# [WHAT THE TASK ASKS]
Filter the records for lines holding the string "JSON".

# [AVAILABLE RECORDS]

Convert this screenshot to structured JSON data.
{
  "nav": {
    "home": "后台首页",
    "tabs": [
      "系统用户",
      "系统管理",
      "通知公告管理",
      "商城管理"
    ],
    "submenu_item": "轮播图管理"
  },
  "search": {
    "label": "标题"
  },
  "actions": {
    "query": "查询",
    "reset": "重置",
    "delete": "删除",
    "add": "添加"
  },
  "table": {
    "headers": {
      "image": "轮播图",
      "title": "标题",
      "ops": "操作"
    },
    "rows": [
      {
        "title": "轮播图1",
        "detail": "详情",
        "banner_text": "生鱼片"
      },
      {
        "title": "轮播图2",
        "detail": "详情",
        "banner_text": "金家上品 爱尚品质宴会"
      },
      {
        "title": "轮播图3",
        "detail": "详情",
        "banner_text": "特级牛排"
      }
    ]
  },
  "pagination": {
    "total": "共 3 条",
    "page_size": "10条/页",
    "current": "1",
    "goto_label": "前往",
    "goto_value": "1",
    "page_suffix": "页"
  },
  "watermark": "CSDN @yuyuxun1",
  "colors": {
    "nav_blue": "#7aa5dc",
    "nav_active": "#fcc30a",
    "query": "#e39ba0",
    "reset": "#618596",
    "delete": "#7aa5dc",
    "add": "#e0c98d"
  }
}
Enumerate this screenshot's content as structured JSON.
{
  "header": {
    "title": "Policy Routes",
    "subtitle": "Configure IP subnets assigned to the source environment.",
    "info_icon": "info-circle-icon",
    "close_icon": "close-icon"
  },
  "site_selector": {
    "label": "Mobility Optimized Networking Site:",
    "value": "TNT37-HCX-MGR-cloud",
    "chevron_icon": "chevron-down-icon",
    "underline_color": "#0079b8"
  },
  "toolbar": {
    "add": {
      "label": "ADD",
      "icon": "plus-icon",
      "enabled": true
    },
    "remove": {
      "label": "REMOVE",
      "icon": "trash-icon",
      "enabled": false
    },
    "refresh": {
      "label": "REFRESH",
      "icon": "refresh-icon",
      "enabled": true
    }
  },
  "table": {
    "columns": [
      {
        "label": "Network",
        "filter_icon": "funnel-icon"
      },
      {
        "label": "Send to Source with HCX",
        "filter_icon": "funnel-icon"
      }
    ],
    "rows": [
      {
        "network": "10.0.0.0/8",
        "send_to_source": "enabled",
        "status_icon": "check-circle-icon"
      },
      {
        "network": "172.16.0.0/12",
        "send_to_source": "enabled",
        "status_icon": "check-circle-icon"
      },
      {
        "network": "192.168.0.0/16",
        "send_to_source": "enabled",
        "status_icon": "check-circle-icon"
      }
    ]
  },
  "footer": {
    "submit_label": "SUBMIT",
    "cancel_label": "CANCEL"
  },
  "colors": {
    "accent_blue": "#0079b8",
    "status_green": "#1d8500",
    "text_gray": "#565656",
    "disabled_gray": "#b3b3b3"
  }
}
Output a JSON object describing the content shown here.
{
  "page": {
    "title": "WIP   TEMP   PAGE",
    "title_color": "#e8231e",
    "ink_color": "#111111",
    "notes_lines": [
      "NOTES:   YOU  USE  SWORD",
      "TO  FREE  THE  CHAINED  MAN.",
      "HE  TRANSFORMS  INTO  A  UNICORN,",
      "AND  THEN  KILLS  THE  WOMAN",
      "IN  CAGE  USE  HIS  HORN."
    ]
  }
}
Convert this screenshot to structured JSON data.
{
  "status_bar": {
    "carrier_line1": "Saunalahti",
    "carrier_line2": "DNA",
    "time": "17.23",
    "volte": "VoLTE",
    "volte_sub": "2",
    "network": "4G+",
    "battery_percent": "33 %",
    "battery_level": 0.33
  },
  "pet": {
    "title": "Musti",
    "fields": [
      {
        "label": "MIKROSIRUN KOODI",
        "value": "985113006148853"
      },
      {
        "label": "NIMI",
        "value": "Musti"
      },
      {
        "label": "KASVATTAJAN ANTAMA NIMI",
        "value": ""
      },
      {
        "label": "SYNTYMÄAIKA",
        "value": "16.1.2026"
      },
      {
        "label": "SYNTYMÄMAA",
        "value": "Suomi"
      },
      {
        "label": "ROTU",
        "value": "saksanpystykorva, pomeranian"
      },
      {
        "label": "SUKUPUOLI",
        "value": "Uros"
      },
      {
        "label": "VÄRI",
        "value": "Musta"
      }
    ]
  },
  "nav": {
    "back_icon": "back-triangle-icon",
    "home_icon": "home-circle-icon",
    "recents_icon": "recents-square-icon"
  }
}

# [SOLUTION TO THE PROBLEM]
Convert this screenshot to structured JSON data.
Enumerate this screenshot's content as structured JSON.
Output a JSON object describing the content shown here.
Convert this screenshot to structured JSON data.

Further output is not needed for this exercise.